REQUIREMENT: Find the string "total" in the listing and report every line that has it.

_ _ _ _

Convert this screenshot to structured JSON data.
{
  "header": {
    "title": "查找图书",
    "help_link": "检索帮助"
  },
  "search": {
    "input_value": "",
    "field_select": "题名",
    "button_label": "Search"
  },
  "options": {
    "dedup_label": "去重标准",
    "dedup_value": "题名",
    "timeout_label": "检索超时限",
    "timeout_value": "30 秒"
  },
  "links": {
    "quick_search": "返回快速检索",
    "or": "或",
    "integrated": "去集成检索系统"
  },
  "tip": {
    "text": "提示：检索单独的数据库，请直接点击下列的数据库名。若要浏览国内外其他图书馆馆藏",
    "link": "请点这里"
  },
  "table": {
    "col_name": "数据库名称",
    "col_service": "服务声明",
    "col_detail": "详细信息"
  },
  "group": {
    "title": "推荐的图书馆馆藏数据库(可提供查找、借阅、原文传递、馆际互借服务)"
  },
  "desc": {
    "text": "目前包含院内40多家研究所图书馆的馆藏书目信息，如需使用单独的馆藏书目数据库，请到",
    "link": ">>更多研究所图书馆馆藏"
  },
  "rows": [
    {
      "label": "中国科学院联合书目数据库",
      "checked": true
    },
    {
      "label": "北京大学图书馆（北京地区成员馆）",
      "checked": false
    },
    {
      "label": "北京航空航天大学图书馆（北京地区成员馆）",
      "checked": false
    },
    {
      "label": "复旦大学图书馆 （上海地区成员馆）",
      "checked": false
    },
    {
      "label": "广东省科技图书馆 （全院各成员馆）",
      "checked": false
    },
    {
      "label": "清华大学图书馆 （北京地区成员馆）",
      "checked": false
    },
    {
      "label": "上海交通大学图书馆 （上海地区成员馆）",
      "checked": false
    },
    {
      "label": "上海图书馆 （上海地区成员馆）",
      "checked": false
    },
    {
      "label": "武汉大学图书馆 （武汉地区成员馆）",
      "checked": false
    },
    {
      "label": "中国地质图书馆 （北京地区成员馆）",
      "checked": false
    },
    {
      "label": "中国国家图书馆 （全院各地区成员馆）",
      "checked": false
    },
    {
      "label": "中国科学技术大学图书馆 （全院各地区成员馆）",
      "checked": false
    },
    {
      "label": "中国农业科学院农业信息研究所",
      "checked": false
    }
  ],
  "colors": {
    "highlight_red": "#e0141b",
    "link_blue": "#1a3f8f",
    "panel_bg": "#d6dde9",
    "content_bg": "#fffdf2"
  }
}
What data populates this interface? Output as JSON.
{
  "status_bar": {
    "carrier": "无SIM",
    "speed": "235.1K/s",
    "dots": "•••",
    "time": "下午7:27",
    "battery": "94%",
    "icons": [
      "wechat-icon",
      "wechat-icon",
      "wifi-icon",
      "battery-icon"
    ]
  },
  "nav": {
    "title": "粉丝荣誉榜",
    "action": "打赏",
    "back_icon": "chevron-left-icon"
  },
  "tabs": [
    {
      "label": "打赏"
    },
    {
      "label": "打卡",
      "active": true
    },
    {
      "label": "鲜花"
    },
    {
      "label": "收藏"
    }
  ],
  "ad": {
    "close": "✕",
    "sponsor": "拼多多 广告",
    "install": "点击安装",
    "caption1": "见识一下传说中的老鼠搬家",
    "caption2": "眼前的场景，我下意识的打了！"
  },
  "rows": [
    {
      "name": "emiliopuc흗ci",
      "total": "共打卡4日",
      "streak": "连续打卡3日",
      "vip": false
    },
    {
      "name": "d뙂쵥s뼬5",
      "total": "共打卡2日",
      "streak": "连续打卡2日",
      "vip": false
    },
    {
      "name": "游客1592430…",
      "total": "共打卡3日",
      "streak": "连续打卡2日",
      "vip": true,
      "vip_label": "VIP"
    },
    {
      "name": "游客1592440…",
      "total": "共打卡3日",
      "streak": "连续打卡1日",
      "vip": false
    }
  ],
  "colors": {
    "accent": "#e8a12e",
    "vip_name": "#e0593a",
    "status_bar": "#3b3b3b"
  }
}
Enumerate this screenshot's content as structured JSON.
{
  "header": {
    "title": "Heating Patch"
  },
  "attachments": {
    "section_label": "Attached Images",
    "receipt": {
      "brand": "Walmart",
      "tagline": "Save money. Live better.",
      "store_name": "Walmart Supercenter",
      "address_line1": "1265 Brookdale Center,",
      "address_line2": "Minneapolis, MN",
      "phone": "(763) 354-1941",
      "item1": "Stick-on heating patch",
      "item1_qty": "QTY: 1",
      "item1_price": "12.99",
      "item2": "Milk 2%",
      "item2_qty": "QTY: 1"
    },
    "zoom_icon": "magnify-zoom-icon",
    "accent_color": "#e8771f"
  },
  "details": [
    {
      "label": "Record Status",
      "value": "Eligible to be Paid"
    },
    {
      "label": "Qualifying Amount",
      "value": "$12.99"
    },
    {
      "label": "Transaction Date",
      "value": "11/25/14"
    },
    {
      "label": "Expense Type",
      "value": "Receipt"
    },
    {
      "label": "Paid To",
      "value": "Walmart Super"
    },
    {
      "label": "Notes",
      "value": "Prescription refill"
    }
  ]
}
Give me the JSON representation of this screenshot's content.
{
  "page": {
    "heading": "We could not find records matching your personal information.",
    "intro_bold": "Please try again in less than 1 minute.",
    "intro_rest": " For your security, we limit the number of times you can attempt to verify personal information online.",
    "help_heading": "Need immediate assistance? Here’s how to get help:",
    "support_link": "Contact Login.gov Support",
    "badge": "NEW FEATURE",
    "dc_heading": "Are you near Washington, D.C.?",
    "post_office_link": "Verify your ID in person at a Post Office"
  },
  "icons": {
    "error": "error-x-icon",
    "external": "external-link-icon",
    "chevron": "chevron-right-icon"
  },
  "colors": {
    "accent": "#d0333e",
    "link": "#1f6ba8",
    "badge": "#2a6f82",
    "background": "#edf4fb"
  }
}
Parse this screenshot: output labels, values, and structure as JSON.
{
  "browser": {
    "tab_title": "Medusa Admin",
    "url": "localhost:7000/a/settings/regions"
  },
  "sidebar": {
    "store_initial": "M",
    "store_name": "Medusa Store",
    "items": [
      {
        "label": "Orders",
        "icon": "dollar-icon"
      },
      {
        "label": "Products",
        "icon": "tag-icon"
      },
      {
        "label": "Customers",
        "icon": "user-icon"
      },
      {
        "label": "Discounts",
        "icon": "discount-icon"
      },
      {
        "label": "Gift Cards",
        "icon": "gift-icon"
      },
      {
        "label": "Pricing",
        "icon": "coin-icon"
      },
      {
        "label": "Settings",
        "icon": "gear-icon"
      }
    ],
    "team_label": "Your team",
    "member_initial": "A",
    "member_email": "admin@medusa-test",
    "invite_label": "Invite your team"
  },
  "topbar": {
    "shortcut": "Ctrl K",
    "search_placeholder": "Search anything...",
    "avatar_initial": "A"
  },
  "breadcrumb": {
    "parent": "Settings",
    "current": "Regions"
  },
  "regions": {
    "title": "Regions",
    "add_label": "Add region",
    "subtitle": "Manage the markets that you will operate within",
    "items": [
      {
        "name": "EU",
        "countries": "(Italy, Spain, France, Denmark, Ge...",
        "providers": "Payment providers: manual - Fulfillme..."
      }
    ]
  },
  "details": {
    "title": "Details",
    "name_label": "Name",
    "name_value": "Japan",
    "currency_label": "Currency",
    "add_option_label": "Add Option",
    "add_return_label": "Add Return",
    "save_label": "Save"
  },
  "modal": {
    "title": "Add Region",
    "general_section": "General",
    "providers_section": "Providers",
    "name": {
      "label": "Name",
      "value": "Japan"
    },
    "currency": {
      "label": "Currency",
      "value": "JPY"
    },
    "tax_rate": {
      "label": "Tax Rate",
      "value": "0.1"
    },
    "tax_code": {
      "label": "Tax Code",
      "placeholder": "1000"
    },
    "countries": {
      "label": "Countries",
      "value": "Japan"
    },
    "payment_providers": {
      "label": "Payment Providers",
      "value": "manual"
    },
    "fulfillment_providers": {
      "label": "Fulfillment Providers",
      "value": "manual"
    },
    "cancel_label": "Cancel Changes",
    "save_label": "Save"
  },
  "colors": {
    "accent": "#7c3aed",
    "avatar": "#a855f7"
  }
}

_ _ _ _

WRITTEN ANSWER:
      "total": "共打卡4日",
      "total": "共打卡2日",
      "total": "共打卡3日",
      "total": "共打卡3日",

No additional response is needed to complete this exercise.